Amman, Jordan — Chaos in war-torn Yemen is obscuring the “horrific” extent of the coronavirus epidemic in the country, leaving scientists to make educated guesses at the number of deaths caused by the disease based on burials. The estimates are grim: the crippled city of Aden alone has likely seen a five-fold increase in deaths since COVID-19 arrived.
The international aid group Doctors Without Borders has issued a stark warning about the severity of the health crisis in the crowded southern port city. The group, known by its French acronym MSF, supports 17 hospitals across the country Yemen, including two COVID-19 treatment centers in Sanaa and Aden.
“The number of deaths occurring in the COVID-19 treatment center that MSF runs in Aden, Yemen, speaks to a wider catastrophe unfolding in the city,” the group said in a statement, calling on the United Nations and donor countries “to do more urgently to help the response.”
“The situation in Aden is bad, for lack of other words. We have no beds anymore,” Claire Ha-Duong, head of the MSF mission in Yemen, told CBS News. “The problem is that in private hospitals [COVID-19] patients are refused and there is very little capacity for other patients in other hospitals.”
She said MSF initially had to refuse one patient admission to a hospital because there was literally no space. “He stayed at the door for hours until, it’s horrible to say, one patient died and then one bed was free.”
Disaster masked by war
Last month, Aden was struck by heavy flooding that killed 10 people and further dilapidated the already-crumbling infrastructure.
Meanwhile, Yemen’s Saudi- and Western-backed government is fighting two wars: one against separatists who control large parts of the south, and another against Iranian-backed Houthi separatists who control the more populated north of the country.
Even before the outbreak of COVID-19, Yemen’s health services had all but collapsed under the pressure of mass starvation and outbreaks of cholera and diphtheria — diseases considered obsolete in most of the world.
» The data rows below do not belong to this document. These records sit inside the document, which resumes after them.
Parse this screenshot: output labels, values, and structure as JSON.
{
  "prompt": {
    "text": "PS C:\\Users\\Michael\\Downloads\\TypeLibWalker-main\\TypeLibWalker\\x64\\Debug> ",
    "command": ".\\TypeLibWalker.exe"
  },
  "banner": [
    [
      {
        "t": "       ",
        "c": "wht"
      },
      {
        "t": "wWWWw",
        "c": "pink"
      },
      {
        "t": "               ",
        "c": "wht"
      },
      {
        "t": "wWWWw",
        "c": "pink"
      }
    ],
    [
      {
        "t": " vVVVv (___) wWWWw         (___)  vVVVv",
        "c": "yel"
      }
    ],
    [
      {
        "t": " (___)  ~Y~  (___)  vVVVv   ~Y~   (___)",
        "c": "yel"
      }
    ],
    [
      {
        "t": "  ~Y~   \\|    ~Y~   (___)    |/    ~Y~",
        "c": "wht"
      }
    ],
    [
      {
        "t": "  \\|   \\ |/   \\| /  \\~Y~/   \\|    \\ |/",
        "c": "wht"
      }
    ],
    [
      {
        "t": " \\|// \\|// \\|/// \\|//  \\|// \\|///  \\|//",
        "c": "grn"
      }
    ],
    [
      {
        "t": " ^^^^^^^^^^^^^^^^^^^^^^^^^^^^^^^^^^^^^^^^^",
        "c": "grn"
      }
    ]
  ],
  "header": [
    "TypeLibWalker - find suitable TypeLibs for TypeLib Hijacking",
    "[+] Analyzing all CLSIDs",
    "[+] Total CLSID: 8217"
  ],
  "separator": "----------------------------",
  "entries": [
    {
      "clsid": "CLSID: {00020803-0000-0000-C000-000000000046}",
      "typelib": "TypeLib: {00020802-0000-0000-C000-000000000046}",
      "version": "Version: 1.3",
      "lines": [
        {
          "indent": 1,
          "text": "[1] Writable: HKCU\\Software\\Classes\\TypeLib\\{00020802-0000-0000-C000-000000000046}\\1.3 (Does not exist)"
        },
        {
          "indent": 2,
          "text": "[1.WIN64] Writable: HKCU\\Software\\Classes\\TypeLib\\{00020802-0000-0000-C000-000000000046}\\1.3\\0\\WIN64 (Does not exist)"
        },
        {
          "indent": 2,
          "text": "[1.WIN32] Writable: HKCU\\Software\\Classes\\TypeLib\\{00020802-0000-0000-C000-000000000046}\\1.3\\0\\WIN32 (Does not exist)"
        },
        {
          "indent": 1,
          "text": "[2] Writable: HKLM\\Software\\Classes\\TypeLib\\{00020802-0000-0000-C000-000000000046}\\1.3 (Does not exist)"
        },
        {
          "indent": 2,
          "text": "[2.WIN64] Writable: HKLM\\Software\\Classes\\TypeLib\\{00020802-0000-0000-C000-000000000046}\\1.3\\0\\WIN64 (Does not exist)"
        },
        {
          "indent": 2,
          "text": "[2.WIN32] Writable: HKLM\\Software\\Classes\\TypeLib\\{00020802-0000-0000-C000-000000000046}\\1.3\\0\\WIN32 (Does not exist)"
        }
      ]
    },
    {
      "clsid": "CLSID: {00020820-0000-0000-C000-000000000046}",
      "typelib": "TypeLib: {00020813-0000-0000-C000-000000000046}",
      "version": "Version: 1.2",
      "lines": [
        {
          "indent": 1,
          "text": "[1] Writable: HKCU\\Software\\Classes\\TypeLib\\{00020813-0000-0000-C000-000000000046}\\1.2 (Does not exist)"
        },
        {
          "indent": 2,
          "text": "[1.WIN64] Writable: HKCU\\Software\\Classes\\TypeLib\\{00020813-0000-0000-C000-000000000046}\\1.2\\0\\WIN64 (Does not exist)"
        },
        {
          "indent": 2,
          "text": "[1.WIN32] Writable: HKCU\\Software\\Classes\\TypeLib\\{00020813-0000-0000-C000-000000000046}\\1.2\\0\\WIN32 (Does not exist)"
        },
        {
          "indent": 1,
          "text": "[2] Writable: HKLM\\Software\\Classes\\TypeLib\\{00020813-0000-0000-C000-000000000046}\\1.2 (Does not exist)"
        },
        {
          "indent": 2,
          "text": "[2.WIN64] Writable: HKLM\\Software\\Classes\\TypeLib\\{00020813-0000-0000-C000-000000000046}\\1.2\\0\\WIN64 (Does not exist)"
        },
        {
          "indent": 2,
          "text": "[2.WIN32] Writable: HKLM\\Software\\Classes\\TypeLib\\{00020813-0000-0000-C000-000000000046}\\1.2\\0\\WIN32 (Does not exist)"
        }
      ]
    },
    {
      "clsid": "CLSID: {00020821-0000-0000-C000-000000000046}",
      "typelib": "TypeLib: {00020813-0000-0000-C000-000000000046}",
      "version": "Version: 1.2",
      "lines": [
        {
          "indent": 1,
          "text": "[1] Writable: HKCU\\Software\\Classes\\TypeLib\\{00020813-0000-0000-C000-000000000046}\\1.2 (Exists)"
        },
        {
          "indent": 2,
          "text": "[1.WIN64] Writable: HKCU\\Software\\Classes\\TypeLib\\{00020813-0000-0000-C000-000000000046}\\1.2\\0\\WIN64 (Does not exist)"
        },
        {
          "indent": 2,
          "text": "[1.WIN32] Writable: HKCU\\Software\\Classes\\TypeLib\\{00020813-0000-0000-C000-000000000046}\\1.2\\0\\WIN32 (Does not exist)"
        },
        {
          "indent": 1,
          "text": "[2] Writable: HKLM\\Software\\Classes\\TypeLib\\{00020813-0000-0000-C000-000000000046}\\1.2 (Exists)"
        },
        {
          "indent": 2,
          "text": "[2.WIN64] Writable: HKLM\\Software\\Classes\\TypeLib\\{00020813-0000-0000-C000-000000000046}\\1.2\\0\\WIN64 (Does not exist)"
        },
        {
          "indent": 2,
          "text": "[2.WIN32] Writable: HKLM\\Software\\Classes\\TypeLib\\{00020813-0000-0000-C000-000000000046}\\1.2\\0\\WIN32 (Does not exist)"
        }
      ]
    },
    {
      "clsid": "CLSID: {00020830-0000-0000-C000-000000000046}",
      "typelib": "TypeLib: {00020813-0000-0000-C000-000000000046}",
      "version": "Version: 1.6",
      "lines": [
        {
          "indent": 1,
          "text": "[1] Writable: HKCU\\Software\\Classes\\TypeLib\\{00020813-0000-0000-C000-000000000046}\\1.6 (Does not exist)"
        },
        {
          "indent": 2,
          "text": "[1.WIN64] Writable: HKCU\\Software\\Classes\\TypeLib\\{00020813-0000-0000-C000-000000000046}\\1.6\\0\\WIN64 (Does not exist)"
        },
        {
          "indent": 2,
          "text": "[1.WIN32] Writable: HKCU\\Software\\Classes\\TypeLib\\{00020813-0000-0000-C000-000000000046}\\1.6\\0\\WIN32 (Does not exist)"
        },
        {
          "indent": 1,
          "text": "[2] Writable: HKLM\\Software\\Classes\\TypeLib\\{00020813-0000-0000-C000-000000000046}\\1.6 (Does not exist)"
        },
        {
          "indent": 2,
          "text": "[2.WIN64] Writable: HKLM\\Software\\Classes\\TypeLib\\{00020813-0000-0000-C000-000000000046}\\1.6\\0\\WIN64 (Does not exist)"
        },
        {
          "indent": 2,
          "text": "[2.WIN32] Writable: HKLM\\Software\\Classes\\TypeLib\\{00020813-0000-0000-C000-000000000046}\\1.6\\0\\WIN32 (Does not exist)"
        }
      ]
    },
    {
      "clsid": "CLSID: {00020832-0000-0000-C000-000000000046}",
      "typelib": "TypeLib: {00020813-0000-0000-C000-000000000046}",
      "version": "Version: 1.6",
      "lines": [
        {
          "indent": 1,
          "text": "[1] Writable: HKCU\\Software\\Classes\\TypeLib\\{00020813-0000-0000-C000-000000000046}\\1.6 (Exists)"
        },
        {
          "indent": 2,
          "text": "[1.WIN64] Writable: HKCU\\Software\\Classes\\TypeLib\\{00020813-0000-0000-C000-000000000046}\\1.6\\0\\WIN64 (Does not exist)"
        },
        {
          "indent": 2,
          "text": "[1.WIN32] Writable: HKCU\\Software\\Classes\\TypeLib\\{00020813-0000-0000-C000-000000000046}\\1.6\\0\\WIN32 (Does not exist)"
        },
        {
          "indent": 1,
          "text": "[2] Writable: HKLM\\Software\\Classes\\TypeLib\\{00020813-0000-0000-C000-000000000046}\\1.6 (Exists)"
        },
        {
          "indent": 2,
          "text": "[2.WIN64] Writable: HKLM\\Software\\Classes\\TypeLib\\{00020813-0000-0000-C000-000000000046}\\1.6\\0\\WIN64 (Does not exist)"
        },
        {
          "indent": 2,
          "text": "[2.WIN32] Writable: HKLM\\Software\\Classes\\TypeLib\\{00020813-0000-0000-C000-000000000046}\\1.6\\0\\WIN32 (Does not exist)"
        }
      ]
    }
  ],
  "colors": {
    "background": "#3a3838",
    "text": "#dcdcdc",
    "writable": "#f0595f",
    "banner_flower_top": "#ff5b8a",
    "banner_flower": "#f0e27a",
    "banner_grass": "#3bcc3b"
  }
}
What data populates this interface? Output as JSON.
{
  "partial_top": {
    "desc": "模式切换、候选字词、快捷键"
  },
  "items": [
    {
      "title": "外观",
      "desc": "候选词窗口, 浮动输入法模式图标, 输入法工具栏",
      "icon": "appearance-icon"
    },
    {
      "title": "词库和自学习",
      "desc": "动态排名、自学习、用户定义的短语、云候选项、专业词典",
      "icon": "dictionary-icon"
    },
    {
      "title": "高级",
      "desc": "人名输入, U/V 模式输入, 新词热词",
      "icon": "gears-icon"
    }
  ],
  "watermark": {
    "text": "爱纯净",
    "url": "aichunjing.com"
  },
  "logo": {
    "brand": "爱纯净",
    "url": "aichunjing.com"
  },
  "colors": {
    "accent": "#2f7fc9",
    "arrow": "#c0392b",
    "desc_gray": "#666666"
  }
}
“It’s quite difficult to know the real extent of [COVID-19] because there’s not been enough testing to be significant. It’s only reasonable to assume that the disease has already spread throughout Yemen,” Ha-Duong told CBS News.
In the absence of official data, health workers have resorted to counting the number of burials at Aden’s biggest cemetery to get some idea of the extent of the tragedy. This month, gravediggers at Radwan cemetery have reported a disturbing five-fold increase in daily interments.
Epidemiologist Dr. Abdulla Bin Ghouth, professor of community medicine at Hadhramout University’s College of Medicine, east of Aden, has compiled his own data using records of burial permits from civil records offices in Aden.
The data show 950 deaths in the city over the first 17 days of May. He told CBS News he expects the total “will not be less than 1,300 deaths for the whole month of May.” Bin Ghouth’s assessment jibes with the anecdotal evidence from the gravediggers; the monthly figure he foresees would be about five-times higher than the number of deaths recorded in May of last year.
The scientist notes that, “with 85% of deaths happening outside the hospitals, it is hard to know the real cause of death. However, the increase [in burials] has coincided with the outbreak of corona in Aden.”
“Costly” chaos of war and disease
Officially, the entire country has reported only 240 COVID-19 cases to date.
When asked by CBS News what the real number of infections might be, a government source, who didn’t want to be identified, acknowledged that the beleaguered health care system doesn’t “have an active testing mechanism to practically know how far the pandemic is spread in Yemen, nor do we have enough testing kits to check all reported cases.”
“Aden is living in chaos. STC [the separatists in the south] are the de-facto authority, yet they exercise no duties. The health system is badly run and overwhelmed. Hospitals are not functioning except few. Some health workers and doctors stopped attending due to poor precautions and lack of management,” the official said. “This dilemma will be costly for the lives of people.”
Yemeni Pediatrician Dr. Dhekra Annuzaili, who has worked with global organizations including UNICEF and the World Bank, described the situation in her country as “horrific.” She told CBS News that none of the warring parties are providing accurate numbers COVID-19 infections.
“Maybe they do not want to create panic, especially amongst the health workers, who have suffered the most from the pandemic,” she said.
“The poor doctors and front-liners are heavily affected. Most deaths in Aden, in the beginning, were amongst health care workers,” Annuzaili said. “The only solution to deal with COVID-19 now is to stop the war.”